At the risk of drawing fire from the religious elites, I saw The Shack the other day. I loved it. I loved the sweet and inviting nature of how God was portrayed and it caused me to want to draw closer to Him. I have no intention of defending the movie theologically or entering into a debate about it. I came out encouraged in the Lord, the One True God, and that’s a win.
Whether the movie is perfect or not wasn’t really the question for me as much as I was open to considering God while watching the movie. Neither the book nor the movie will replace my Bible. The story draws me to know Him better and the inspired and infallible Bible reveals His depth like no man-made source can. I saw many things about the God of the Bible portrayed through the characters of The Shack and I agree with those things while considering Him, not my mastery of the philosophy of Him.
God isn’t a history lesson or philosophy to be mastered. God is God, present tense and real beyond comprehension even while being relational. None of us have Him figured out. Not you or me or William P. Young. As far as I can tell, Mr. Young didn’t set out to replace or even supplement the Bible; he was simply telling a story. From what I have read, the essence of that story was born out of Mr. Young’s experience as an abused child and the healing that was found in God as his Father, or Papa.
God stirred my heart in the movie. He called to my humanity and invited me beyond the restraints of this world and into the inexplicable mystery of the next. The depth of eternity is a revelation of the heart much more than it is an understanding of the head. The mystery has value and the pursuit of God through the whispers and whiffs of eternal markers on a temporal trail produce a better me.
People are hurting. Bad things have happened. In this world, we will have trouble. God as Healer, Comforter, Papa and Friend is Biblically sound and personally necessary. Considering Him as Who He is in those reflections of His character might save a life. Forever.
See the movie or don’t see the movie, that isn’t really the point.
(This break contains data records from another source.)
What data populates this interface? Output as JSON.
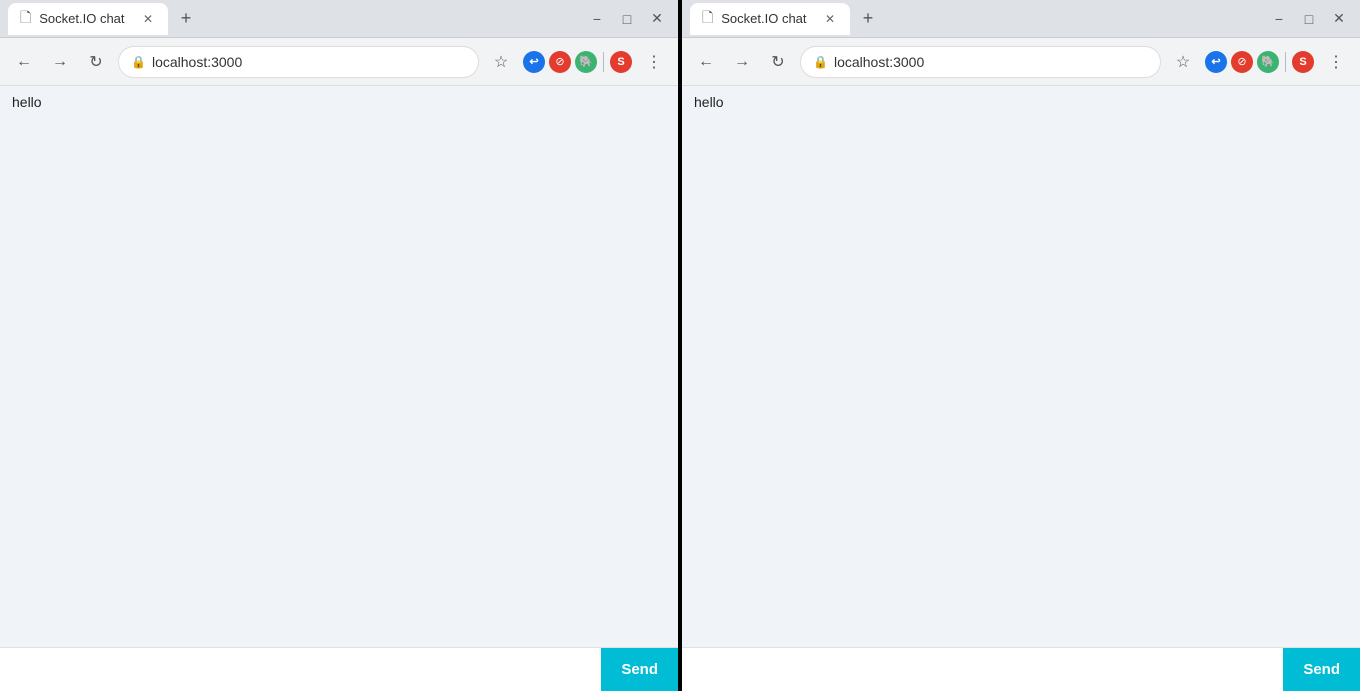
{
  "windows": [
    {
      "id": "window-left",
      "tab": {
        "title": "Socket.IO chat",
        "url": "localhost:3000"
      },
      "messages": [
        {
          "text": "hello"
        }
      ],
      "input_placeholder": "",
      "send_label": "Send"
    },
    {
      "id": "window-right",
      "tab": {
        "title": "Socket.IO chat",
        "url": "localhost:3000"
      },
      "messages": [
        {
          "text": "hello"
        }
      ],
      "input_placeholder": "",
      "send_label": "Send"
    }
  ],
  "window_controls": {
    "minimize": "−",
    "maximize": "□",
    "close": "✕"
  },
  "nav": {
    "back": "←",
    "forward": "→",
    "reload": "↻",
    "star": "☆",
    "menu": "⋮"
  }
}
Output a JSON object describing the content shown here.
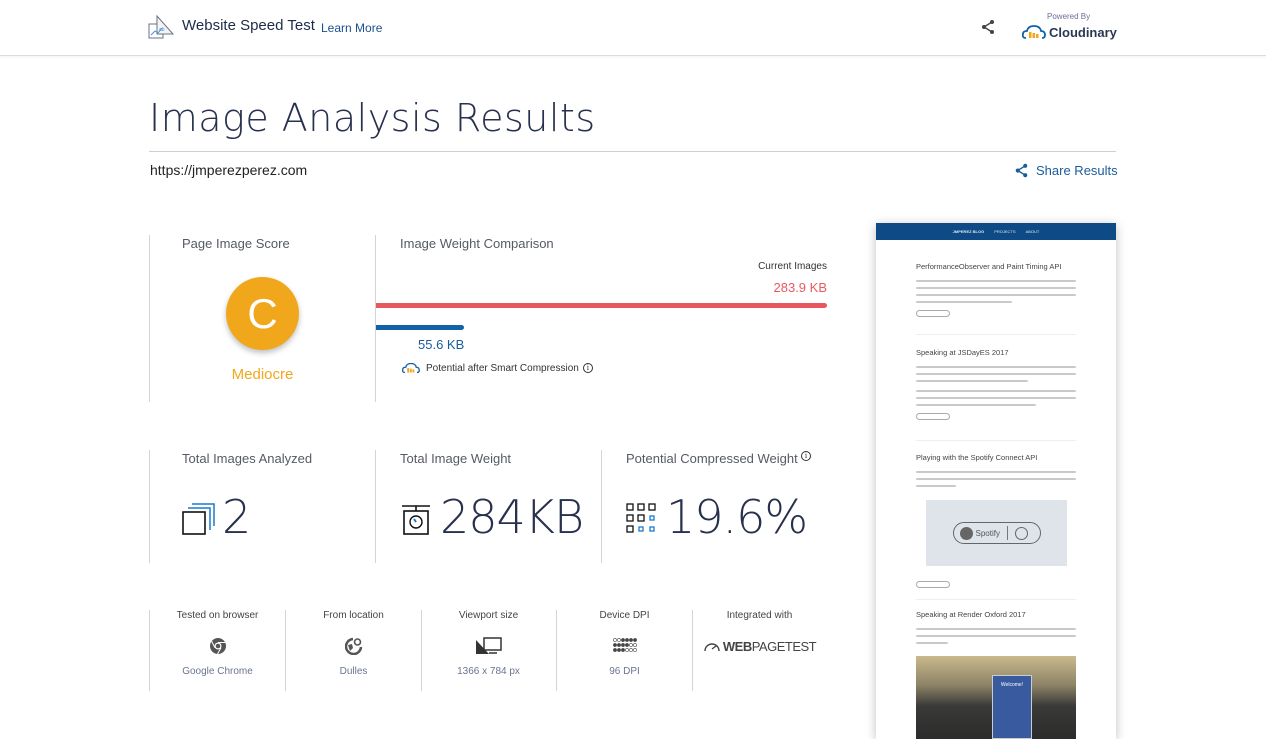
{
  "header": {
    "app_title": "Website Speed Test",
    "learn_more": "Learn More",
    "powered_by": "Powered By",
    "brand": "Cloudinary",
    "icons": {
      "logo": "speed-test-logo-icon",
      "share": "share-icon",
      "brand": "cloudinary-cloud-icon"
    }
  },
  "page": {
    "title": "Image Analysis Results",
    "url": "https://jmperezperez.com",
    "share_results": "Share Results"
  },
  "score": {
    "label": "Page Image Score",
    "grade": "C",
    "grade_text": "Mediocre",
    "grade_color": "#f0a71c"
  },
  "weight_comparison": {
    "label": "Image Weight Comparison",
    "current_label": "Current Images",
    "current_value": "283.9 KB",
    "current_kb": 283.9,
    "compressed_value": "55.6 KB",
    "compressed_kb": 55.6,
    "compressed_caption": "Potential after Smart Compression",
    "current_color": "#e8575d",
    "compressed_color": "#1262a8"
  },
  "stats": [
    {
      "label": "Total Images Analyzed",
      "value": "2",
      "icon": "stacked-images-icon"
    },
    {
      "label": "Total Image Weight",
      "value": "284KB",
      "icon": "scale-icon"
    },
    {
      "label": "Potential Compressed Weight",
      "value": "19.6%",
      "icon": "grid-compress-icon"
    }
  ],
  "meta": [
    {
      "title": "Tested on browser",
      "value": "Google Chrome",
      "icon": "chrome-icon"
    },
    {
      "title": "From location",
      "value": "Dulles",
      "icon": "globe-pin-icon"
    },
    {
      "title": "Viewport size",
      "value": "1366 x 784 px",
      "icon": "viewport-icon"
    },
    {
      "title": "Device DPI",
      "value": "96 DPI",
      "icon": "dpi-dots-icon"
    },
    {
      "title": "Integrated with",
      "value": "",
      "logo_text_bold": "WEB",
      "logo_text": "PAGETEST",
      "icon": "webpagetest-gauge-icon"
    }
  ],
  "preview": {
    "nav": [
      "JMPEREZ BLOG",
      "PROJECTS",
      "ABOUT"
    ],
    "posts": [
      "PerformanceObserver and Paint Timing API",
      "Speaking at JSDayES 2017",
      "Playing with the Spotify Connect API",
      "Speaking at Render Oxford 2017"
    ],
    "spotify_label": "Spotify",
    "photo_sign": "Welcome!"
  }
}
The idea that you or me or any author of any book has mastered God and cornered the market on the rules of how He should or shouldn’t be shared is a bit arrogant. Don’t be arrogant. I’ll try not to be, too.